The fraudsters used their former positions as conductors of the Vienna Philharmonic Orchestra, a solicitor and merchant banker, to convince wealthy investors the money would be spent on research and development into carbon credits.

They attracted more than £65 million in investment in the scheme, but only £16 million of this was spent on planting trees.

Instead, the group stole £20 million of the investors’ money, with Michael Richards spending his share on a £2.7m house in East Sussex and a property in Dubai, as well as £32,000 on jewellery.

A total of 730 investors signed up to the scheme, including celebrities such as comedians, sports stars and relatives of politicians.

Two years after their conviction, the CPS Proceeds of Crime Division successfully applied to the court for Richards to pay back just under £10m, which rose to £11.1 million with interest.

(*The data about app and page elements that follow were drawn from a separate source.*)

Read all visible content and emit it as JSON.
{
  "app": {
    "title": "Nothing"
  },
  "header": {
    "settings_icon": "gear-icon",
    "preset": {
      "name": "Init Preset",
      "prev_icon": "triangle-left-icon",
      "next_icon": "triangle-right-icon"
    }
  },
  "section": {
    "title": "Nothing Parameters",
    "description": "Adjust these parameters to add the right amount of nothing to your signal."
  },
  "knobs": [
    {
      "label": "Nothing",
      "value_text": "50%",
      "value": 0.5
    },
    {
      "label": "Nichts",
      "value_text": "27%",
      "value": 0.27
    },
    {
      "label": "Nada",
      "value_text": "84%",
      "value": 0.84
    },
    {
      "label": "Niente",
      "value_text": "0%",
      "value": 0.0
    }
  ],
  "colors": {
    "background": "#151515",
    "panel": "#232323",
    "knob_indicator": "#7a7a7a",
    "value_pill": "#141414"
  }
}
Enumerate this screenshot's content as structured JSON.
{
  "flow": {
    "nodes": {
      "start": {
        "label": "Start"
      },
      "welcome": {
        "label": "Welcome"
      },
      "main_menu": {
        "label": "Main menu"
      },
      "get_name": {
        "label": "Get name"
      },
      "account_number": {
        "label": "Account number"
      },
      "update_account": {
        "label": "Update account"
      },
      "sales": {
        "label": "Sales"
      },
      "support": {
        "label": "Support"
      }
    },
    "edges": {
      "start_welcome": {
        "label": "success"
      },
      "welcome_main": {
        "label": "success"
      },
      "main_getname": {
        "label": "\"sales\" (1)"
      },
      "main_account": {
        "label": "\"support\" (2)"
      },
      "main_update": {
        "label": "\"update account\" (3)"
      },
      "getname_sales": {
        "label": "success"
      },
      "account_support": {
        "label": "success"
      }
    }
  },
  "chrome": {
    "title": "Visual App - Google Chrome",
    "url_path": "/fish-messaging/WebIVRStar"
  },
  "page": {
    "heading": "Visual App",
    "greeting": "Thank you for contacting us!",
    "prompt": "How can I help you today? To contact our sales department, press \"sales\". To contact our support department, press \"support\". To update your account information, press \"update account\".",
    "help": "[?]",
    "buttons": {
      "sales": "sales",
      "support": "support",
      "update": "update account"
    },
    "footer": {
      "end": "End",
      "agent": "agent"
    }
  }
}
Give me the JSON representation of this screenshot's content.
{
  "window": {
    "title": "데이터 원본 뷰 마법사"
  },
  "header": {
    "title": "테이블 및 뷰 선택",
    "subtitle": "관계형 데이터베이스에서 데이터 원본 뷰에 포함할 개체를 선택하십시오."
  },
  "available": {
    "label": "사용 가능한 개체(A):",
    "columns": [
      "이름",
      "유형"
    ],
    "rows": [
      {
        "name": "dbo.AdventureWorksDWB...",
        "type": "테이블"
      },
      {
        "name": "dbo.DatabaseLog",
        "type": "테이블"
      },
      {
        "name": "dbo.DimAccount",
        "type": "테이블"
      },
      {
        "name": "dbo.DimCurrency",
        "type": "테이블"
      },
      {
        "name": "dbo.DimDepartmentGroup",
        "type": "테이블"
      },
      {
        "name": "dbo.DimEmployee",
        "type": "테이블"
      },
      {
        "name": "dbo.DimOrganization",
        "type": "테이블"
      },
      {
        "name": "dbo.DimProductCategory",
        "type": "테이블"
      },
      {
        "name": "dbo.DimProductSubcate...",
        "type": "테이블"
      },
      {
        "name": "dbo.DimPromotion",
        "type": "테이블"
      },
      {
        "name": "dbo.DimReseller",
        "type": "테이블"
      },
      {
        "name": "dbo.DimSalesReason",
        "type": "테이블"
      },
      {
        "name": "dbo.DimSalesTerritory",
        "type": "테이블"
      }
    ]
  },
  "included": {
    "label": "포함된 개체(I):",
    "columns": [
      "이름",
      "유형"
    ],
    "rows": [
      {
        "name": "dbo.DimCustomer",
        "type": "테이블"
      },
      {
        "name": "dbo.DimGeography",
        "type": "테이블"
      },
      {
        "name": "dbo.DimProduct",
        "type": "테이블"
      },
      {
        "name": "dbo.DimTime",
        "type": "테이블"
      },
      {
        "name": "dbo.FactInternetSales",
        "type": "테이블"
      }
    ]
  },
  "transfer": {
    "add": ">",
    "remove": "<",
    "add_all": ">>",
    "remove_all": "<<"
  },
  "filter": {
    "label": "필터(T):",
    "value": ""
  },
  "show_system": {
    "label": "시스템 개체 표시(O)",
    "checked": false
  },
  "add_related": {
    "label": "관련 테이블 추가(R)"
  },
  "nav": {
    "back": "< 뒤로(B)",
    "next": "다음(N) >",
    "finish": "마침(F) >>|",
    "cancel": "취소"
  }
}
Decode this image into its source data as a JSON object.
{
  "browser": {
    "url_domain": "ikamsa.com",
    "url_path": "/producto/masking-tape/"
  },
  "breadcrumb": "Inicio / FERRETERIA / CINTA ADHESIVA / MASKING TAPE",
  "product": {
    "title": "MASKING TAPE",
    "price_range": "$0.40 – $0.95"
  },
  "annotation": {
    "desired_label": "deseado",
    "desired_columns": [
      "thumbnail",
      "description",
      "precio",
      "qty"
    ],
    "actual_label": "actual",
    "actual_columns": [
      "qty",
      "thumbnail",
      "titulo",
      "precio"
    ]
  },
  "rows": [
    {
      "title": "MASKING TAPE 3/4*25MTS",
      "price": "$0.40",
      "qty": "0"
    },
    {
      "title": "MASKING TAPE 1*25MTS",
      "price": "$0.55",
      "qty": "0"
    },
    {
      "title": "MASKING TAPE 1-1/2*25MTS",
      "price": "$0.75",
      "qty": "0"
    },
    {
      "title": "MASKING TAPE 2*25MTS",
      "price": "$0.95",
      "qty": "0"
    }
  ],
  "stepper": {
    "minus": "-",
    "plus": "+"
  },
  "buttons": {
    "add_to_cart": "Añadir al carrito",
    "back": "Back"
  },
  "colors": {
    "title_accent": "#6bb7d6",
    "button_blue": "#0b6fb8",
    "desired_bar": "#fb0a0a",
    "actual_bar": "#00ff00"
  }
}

After paying back just over £30,000, the Crown Prosecution Service took him to court again for not paying the full amount and asked for an additional prison sentence to be activated.

At Westminster Magistrates’ Court on Wednesday, the request was granted, and his original sentence was nearly doubled.

Adrian Foster, head of the CPS Proceeds of Crime Division, said: “We worked with HMRC to make sure he did not benefit from the proceeds of his crime, but he has only paid back a paltry amount.

“Even when fraudsters are convicted and sentenced the CPS will continue to pursue them for the money they owe, or they risk remaining in prison for many more years.”

Richards was originally sentenced to a total of 11 years in jail and disqualified from being a company director.

Fellow fraudster Evdoros Demetriou, 82, had nine years added onto his six-year prison sentence in July, after failing to pay back £4.6 million.

In total, all five offenders were told to repay £20.6 million, the CPS said.

Robert Gold, 53, was sentenced to 11 years in prison and banned from being a company director.

Rodney Whiston-Dew, 70, was sentenced to 10 years imprisonment and disqualified from being a company director.

Jonathan Anwyl, 47, was sentenced to five-and-a-half years in jail.